Use your networking skills
Of course if you work in an office with other Devs, you can always hit them up when you come across a problem.  But if you’re like me, and you telecommute, you have to build a network of resources you can bug.  I have a few pals whose ears I bend from time to time via instant messenger (and they do the same with me).  More times than not, just talking out a problem solves itself.

Message boards
Sometimes Google just doesn’t cut it and you just can’t get your question answered. So the next best thing is to post your question on a message board.  For instance, on the project I’m working on now, I’ve had to interface with the Quickbooks SDK. Intuit has a very nice message board with lots of activity. A lot of boards allow you to specify to have an email sent when a response is given to your question.  I would recommend looking at the current responses on a board to see how often people post (ie:is there a new response every minute versus a day).  If it appears as though only a few new posts per day get entered, then I would look elsewhere.

Paid technical support
A lot of products offer technical support you can pay for. One client I worked with actually purchased a year’s worth of tech support from Business Objects (Crystal Reports) and had me call them about an apparent bug with Crystal Enterprise.  I can report to you that this was a big waste of time, with me spending about a month going back and forth with the support people, who in the end, couldn’t address my issues.

Still no answers huh?
Sometimes no matter how hard you Google, or how many people you bug, you just can’t get an answer.  What I end up doing in times like this is to approach the problem differently.  For instance, I recently had to get a legacy COM application running in Windows SXS mode (this is COM free registration with the help of a manifest file). I had the majority of the app running ok, but there was one component that would continue to read from the registry rather than the manifest file I created.  I was able to narrow it down to line of code where this was happening.  I tried a few alternate approaches until finally I got it to work.

September 25, 2008 Posted by | Programming | | Leave a comment

Accessing bookmarks quickly in FireFox 3

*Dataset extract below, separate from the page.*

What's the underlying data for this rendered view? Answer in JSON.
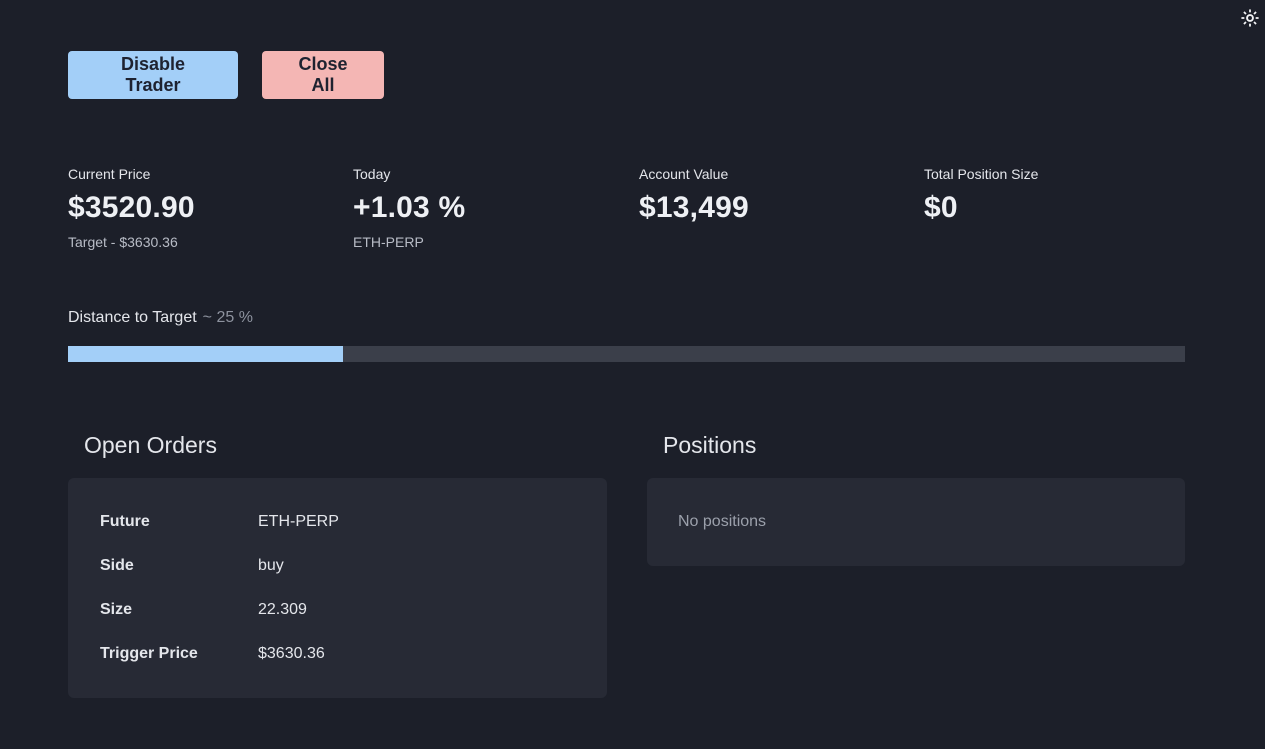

I don’t have a problem admitting that I can be "slow" at times to discover things that have existed for a while. One of those finds, for me, is the ability to type in a FireFox’s bookmark title in the address bar.  For me, this is very similar to using Quicksilver for the Mac, where you just start typing something, and Quicksilver starts to filter through it’s huge list of applications it has indexed on your machine. The nice thing about FireFox’s address search is that you usually only have to type a letter or two of a bookmark before it appears.  This is way quicker than messing around with a mouse.  All I did below was hit Command+L (drops the cursor in the address bar), and then start typing the bookmark I want to access.

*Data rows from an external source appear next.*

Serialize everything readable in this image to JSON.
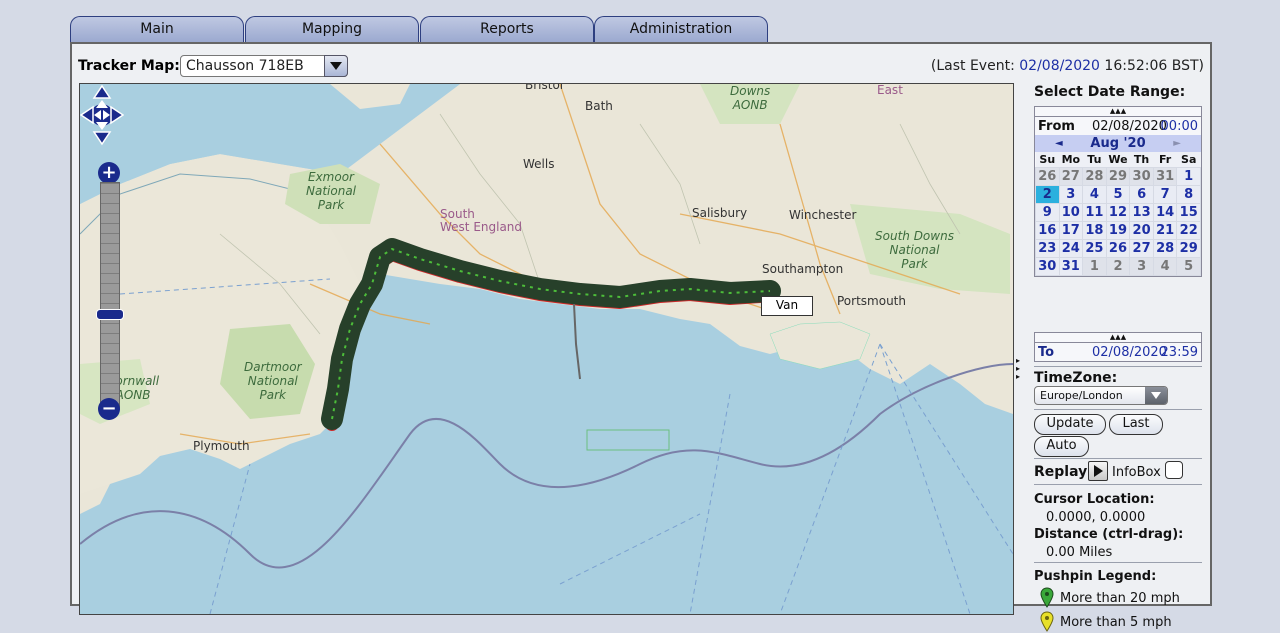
{
  "tabs": [
    "Main",
    "Mapping",
    "Reports",
    "Administration"
  ],
  "tracker": {
    "label": "Tracker Map:",
    "selected": "Chausson 718EB"
  },
  "last_event": {
    "prefix": "(Last Event:",
    "date": "02/08/2020",
    "time": "16:52:06 BST)"
  },
  "map": {
    "labels": {
      "bristol": "Bristol",
      "bath": "Bath",
      "wells": "Wells",
      "salisbury": "Salisbury",
      "winchester": "Winchester",
      "southampton": "Southampton",
      "portsmouth": "Portsmouth",
      "plymouth": "Plymouth",
      "exmoor": "Exmoor\nNational\nPark",
      "dartmoor": "Dartmoor\nNational\nPark",
      "south_downs": "South Downs\nNational\nPark",
      "north_wessex": "Downs\nAONB",
      "south_west_england": "South\nWest England",
      "cornwall": "Cornwall\nAONB",
      "east": "East"
    },
    "marker_label": "Van"
  },
  "sidebar": {
    "date_range_title": "Select Date Range:",
    "from_label": "From",
    "from_date": "02/08/2020",
    "from_time": "00:00",
    "month": "Aug '20",
    "prev": "◄",
    "next": "►",
    "weekdays": [
      "Su",
      "Mo",
      "Tu",
      "We",
      "Th",
      "Fr",
      "Sa"
    ],
    "weeks": [
      [
        "26",
        "27",
        "28",
        "29",
        "30",
        "31",
        "1"
      ],
      [
        "2",
        "3",
        "4",
        "5",
        "6",
        "7",
        "8"
      ],
      [
        "9",
        "10",
        "11",
        "12",
        "13",
        "14",
        "15"
      ],
      [
        "16",
        "17",
        "18",
        "19",
        "20",
        "21",
        "22"
      ],
      [
        "23",
        "24",
        "25",
        "26",
        "27",
        "28",
        "29"
      ],
      [
        "30",
        "31",
        "1",
        "2",
        "3",
        "4",
        "5"
      ]
    ],
    "to_label": "To",
    "to_date": "02/08/2020",
    "to_time": "23:59",
    "timezone_label": "TimeZone:",
    "timezone": "Europe/London",
    "update_label": "Update",
    "last_label": "Last",
    "auto_label": "Auto",
    "replay_label": "Replay",
    "infobox_label": "InfoBox",
    "cursor_label": "Cursor Location:",
    "cursor_value": "0.0000, 0.0000",
    "distance_label": "Distance (ctrl-drag):",
    "distance_value": "0.00 Miles",
    "legend_title": "Pushpin Legend:",
    "legend": [
      {
        "label": "More than 20 mph",
        "color": "#3aa83a"
      },
      {
        "label": "More than 5 mph",
        "color": "#e8e02a"
      }
    ]
  }
}
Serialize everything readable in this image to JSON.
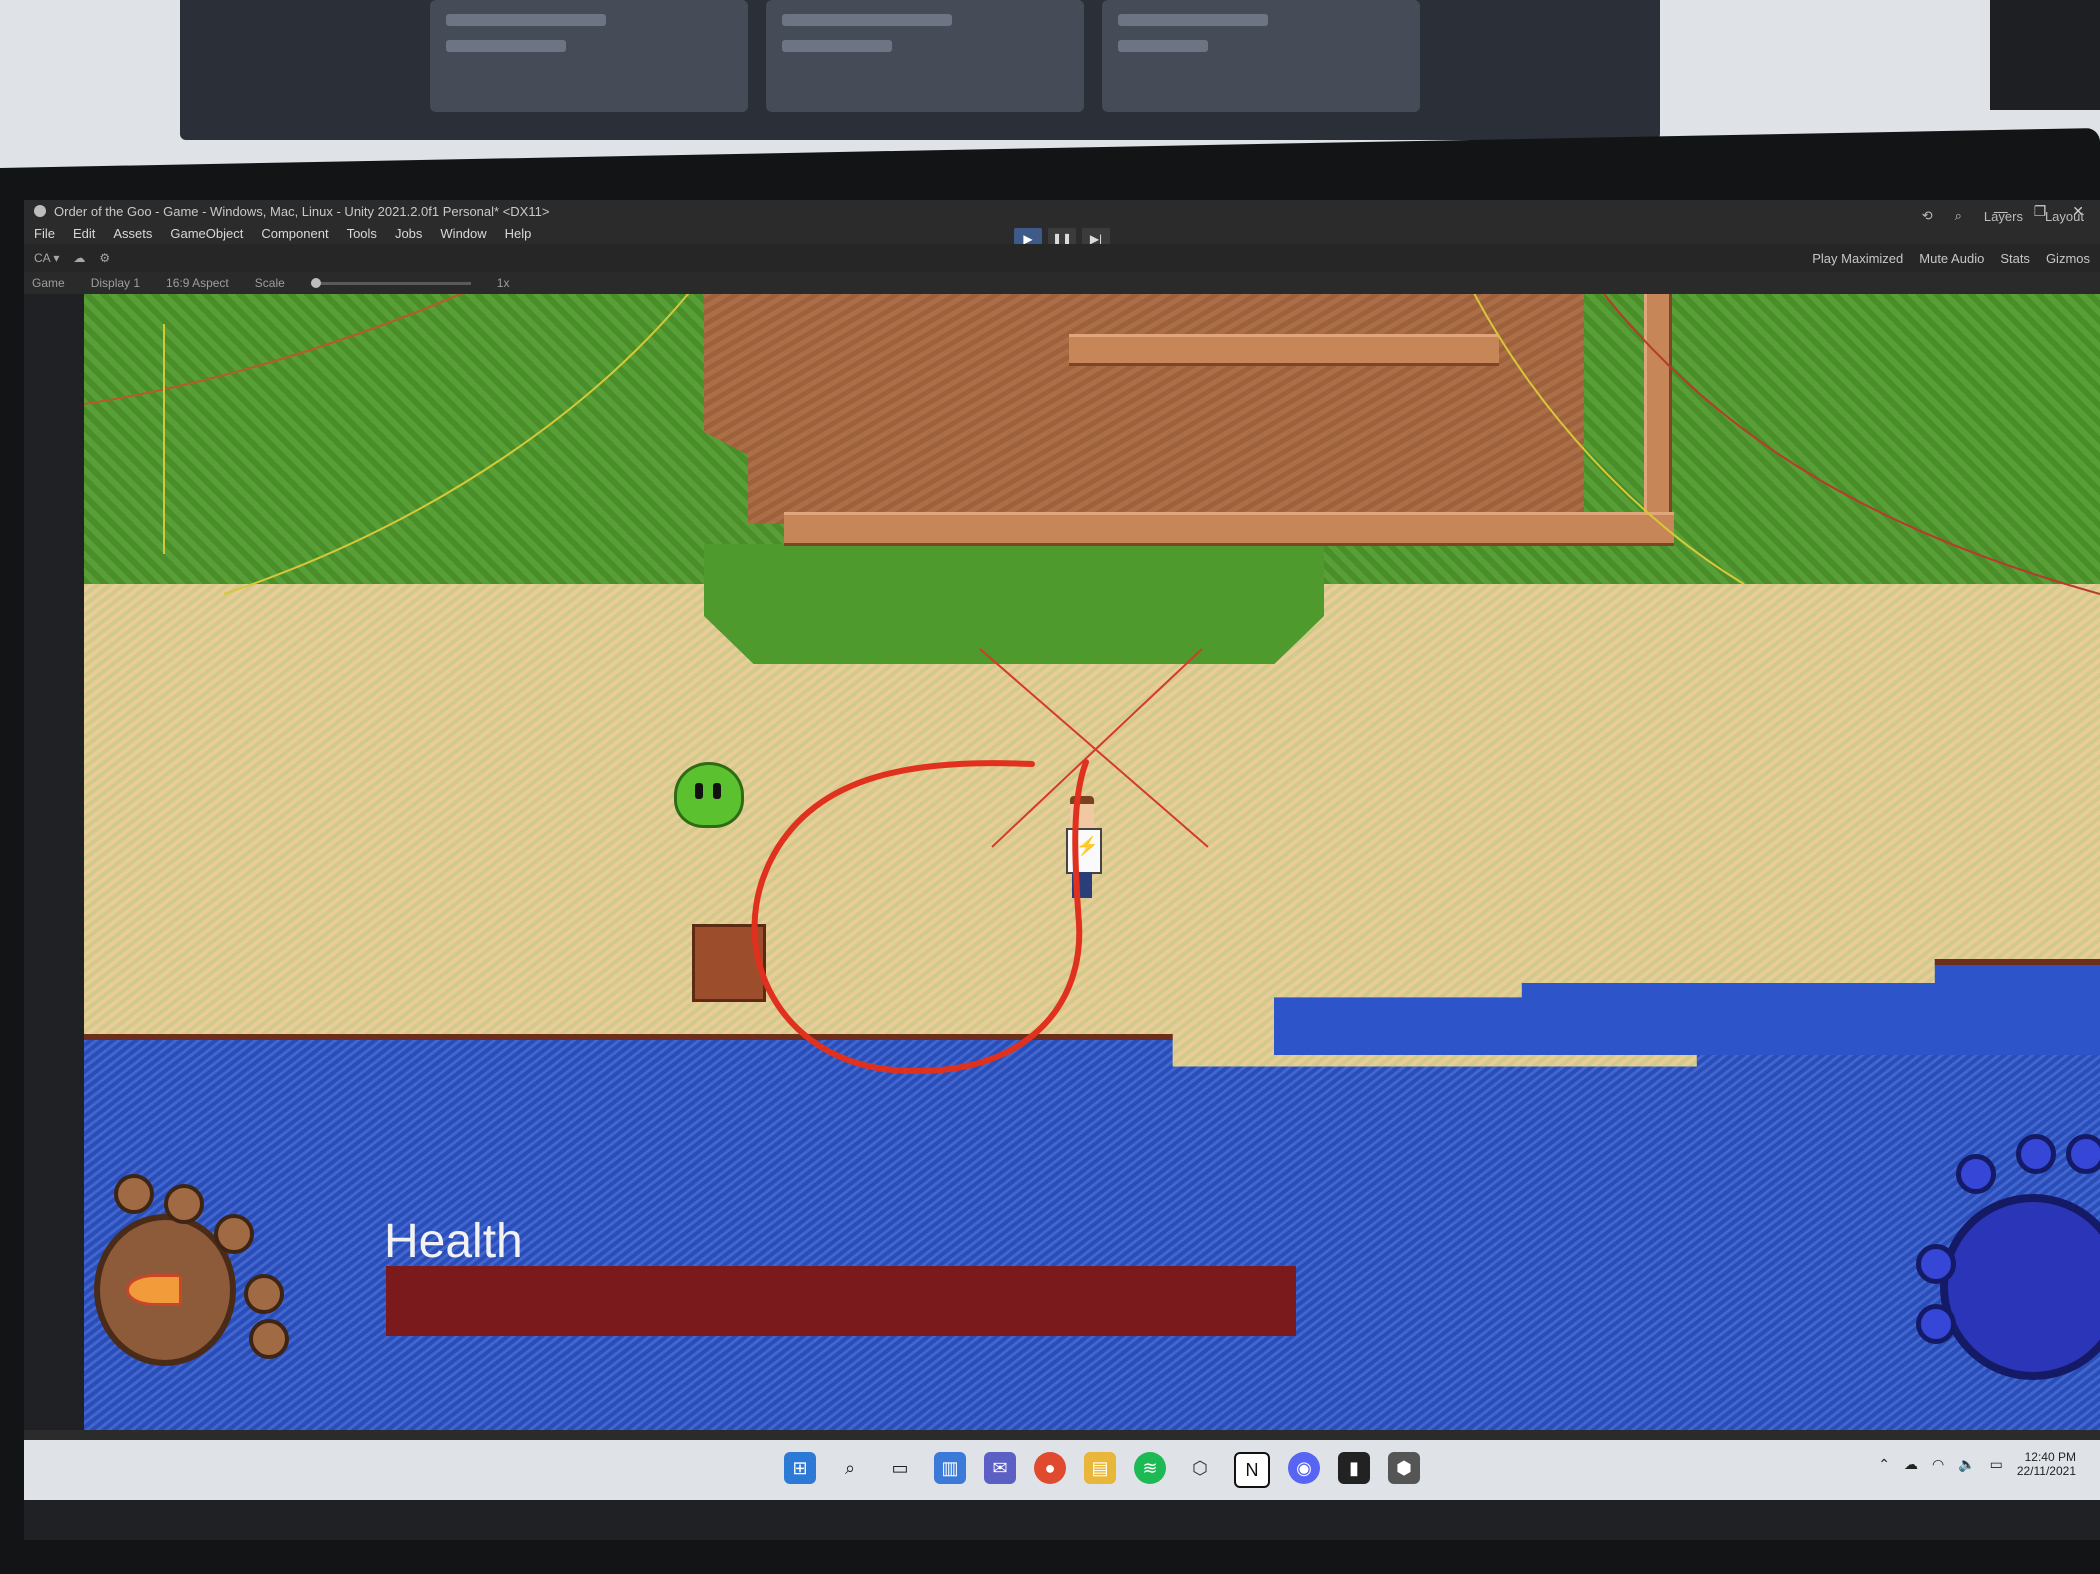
{
  "window": {
    "title": "Order of the Goo - Game - Windows, Mac, Linux - Unity 2021.2.0f1 Personal* <DX11>",
    "controls": [
      "—",
      "❐",
      "✕"
    ]
  },
  "menu": [
    "File",
    "Edit",
    "Assets",
    "GameObject",
    "Component",
    "Tools",
    "Jobs",
    "Window",
    "Help"
  ],
  "toolbar": {
    "account": "CA ▾",
    "layers": "Layers",
    "layout": "Layout"
  },
  "game_tab": {
    "tab_label": "Game",
    "view_select": "Game",
    "display": "Display 1",
    "aspect": "16:9 Aspect",
    "scale_label": "Scale",
    "scale_value": "1x",
    "play_maximized": "Play Maximized",
    "mute_audio": "Mute Audio",
    "stats": "Stats",
    "gizmos": "Gizmos"
  },
  "hud": {
    "health_label": "Health",
    "health_fraction": 1.0,
    "health_color": "#7b1a1c"
  },
  "colors": {
    "grass": "#4f9a2c",
    "sand": "#e5cf95",
    "water": "#2d55c9",
    "annotation_red": "#e0311f"
  },
  "taskbar": {
    "icons": [
      "windows-start-icon",
      "search-icon",
      "task-view-icon",
      "widgets-icon",
      "chat-icon",
      "chrome-icon",
      "file-explorer-icon",
      "spotify-icon",
      "unity-hub-icon",
      "notion-icon",
      "discord-icon",
      "app-icon",
      "unity-icon"
    ],
    "time": "12:40 PM",
    "date": "22/11/2021"
  }
}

September 14, 2008 Posted by | Technology | Leave a comment

Google Chrome and Application Shortcuts

I downloaded Google’s new browser Chrome last week, and wasn’t all that impressed.  It didn’t seem, to me, to run that much faster than my Firefox 3 (keep in mind I was running Chrome through my Parallels for Mac VM).

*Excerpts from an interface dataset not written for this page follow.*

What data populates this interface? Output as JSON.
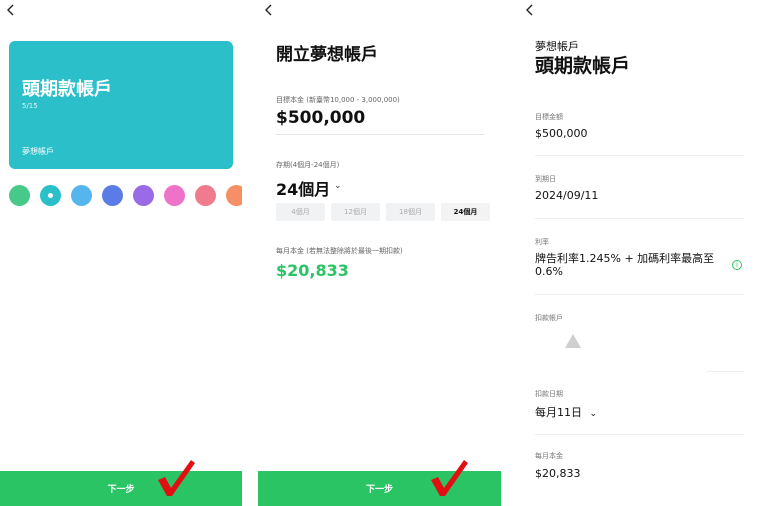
{
  "panel1": {
    "card_title": "頭期款帳戶",
    "card_progress": "5/15",
    "card_type": "夢想帳戶",
    "swatches": [
      {
        "color": "#47c98a",
        "selected": false
      },
      {
        "color": "#2bbfca",
        "selected": true
      },
      {
        "color": "#55b6ee",
        "selected": false
      },
      {
        "color": "#5b7be6",
        "selected": false
      },
      {
        "color": "#9b6ae6",
        "selected": false
      },
      {
        "color": "#ee72c8",
        "selected": false
      },
      {
        "color": "#f07b8e",
        "selected": false
      },
      {
        "color": "#f48f66",
        "selected": false
      }
    ],
    "next_label": "下一步"
  },
  "panel2": {
    "title": "開立夢想帳戶",
    "target_label": "目標本金 (新臺幣10,000 - 3,000,000)",
    "target_value": "$500,000",
    "period_label": "存期(4個月-24個月)",
    "period_value": "24個月",
    "period_options": [
      "4個月",
      "12個月",
      "18個月",
      "24個月"
    ],
    "monthly_label": "每月本金 (若無法整除將於最後一期扣款)",
    "monthly_value": "$20,833",
    "next_label": "下一步"
  },
  "panel3": {
    "subtitle": "夢想帳戶",
    "title": "頭期款帳戶",
    "target_label": "目標金額",
    "target_value": "$500,000",
    "due_label": "到期日",
    "due_value": "2024/09/11",
    "rate_label": "利率",
    "rate_value": "牌告利率1.245% + 加碼利率最高至 0.6%",
    "debit_account_label": "扣款帳戶",
    "debit_date_label": "扣款日期",
    "debit_date_value": "每月11日",
    "monthly_label": "每月本金",
    "monthly_value": "$20,833"
  },
  "colors": {
    "accent_green": "#2ac465",
    "card_teal": "#2bbfca",
    "check_red": "#e10f12"
  }
}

The one awesome thing Chrome brings to the table is the concept of an Application shortcut.  This is nothing more than a desktop shortcut to a particular Web Application.  For instance, I use Google Docs an awful lot, so I created an Application shortcut to a Google spreadsheet.  Now instead of opening up a browser and navigating to Google Docs, etc… I can now just click on the shortcut, and it opens up the spreadsheet in it’s own window, with it appearing to be an independent app, much like an MS Office document.

September 12, 2008 Posted by | Firefox, Technology | 1 Comment